START Extracted material

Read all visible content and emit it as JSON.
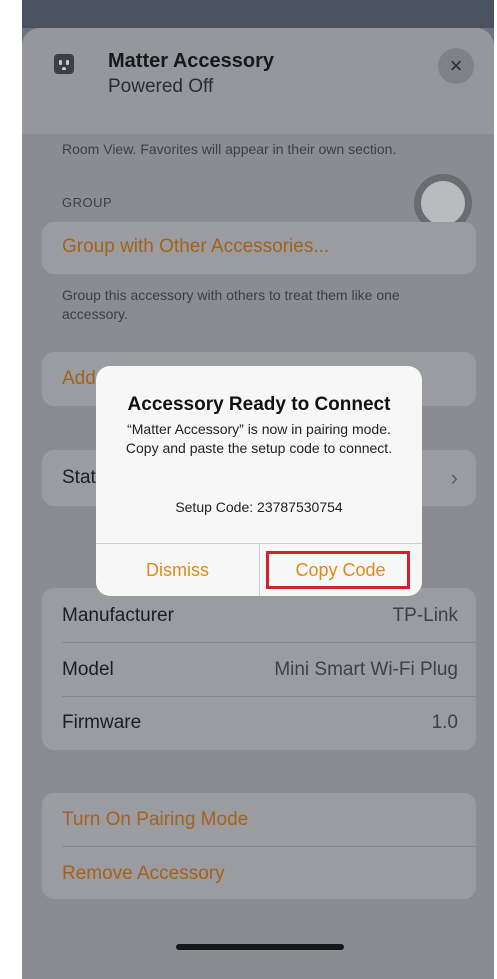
{
  "header": {
    "title": "Matter Accessory",
    "subtitle": "Powered Off",
    "close_glyph": "×",
    "accessory_icon": "outlet-icon"
  },
  "favorites_note": "Room View. Favorites will appear in their own section.",
  "group": {
    "section_label": "GROUP",
    "link": "Group with Other Accessories...",
    "note": "Group this accessory with others to treat them like one accessory."
  },
  "add_row": {
    "label_partial": "Add"
  },
  "status_row": {
    "label_partial": "Stat",
    "chevron": "›"
  },
  "info": {
    "rows": [
      {
        "label": "Manufacturer",
        "value": "TP-Link"
      },
      {
        "label": "Model",
        "value": "Mini Smart Wi-Fi Plug"
      },
      {
        "label": "Firmware",
        "value": "1.0"
      }
    ]
  },
  "actions": {
    "pairing": "Turn On Pairing Mode",
    "remove": "Remove Accessory"
  },
  "alert": {
    "title": "Accessory Ready to Connect",
    "message": "“Matter Accessory” is now in pairing mode. Copy and paste the setup code to connect.",
    "setup_code": "Setup Code: 23787530754",
    "dismiss": "Dismiss",
    "copy": "Copy Code"
  },
  "colors": {
    "accent": "#e3891a",
    "accent_dimmed": "#a5621a",
    "highlight_box": "#d5202e",
    "overlay": "#8a8c91"
  }
}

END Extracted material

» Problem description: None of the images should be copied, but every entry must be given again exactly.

» Answer space:
Read all visible content and emit it as JSON.
{
  "header": {
    "title": "Matter Accessory",
    "subtitle": "Powered Off",
    "close_glyph": "×",
    "accessory_icon": "outlet-icon"
  },
  "favorites_note": "Room View. Favorites will appear in their own section.",
  "group": {
    "section_label": "GROUP",
    "link": "Group with Other Accessories...",
    "note": "Group this accessory with others to treat them like one accessory."
  },
  "add_row": {
    "label_partial": "Add"
  },
  "status_row": {
    "label_partial": "Stat",
    "chevron": "›"
  },
  "info": {
    "rows": [
      {
        "label": "Manufacturer",
        "value": "TP-Link"
      },
      {
        "label": "Model",
        "value": "Mini Smart Wi-Fi Plug"
      },
      {
        "label": "Firmware",
        "value": "1.0"
      }
    ]
  },
  "actions": {
    "pairing": "Turn On Pairing Mode",
    "remove": "Remove Accessory"
  },
  "alert": {
    "title": "Accessory Ready to Connect",
    "message": "“Matter Accessory” is now in pairing mode. Copy and paste the setup code to connect.",
    "setup_code": "Setup Code: 23787530754",
    "dismiss": "Dismiss",
    "copy": "Copy Code"
  },
  "colors": {
    "accent": "#e3891a",
    "accent_dimmed": "#a5621a",
    "highlight_box": "#d5202e",
    "overlay": "#8a8c91"
  }
}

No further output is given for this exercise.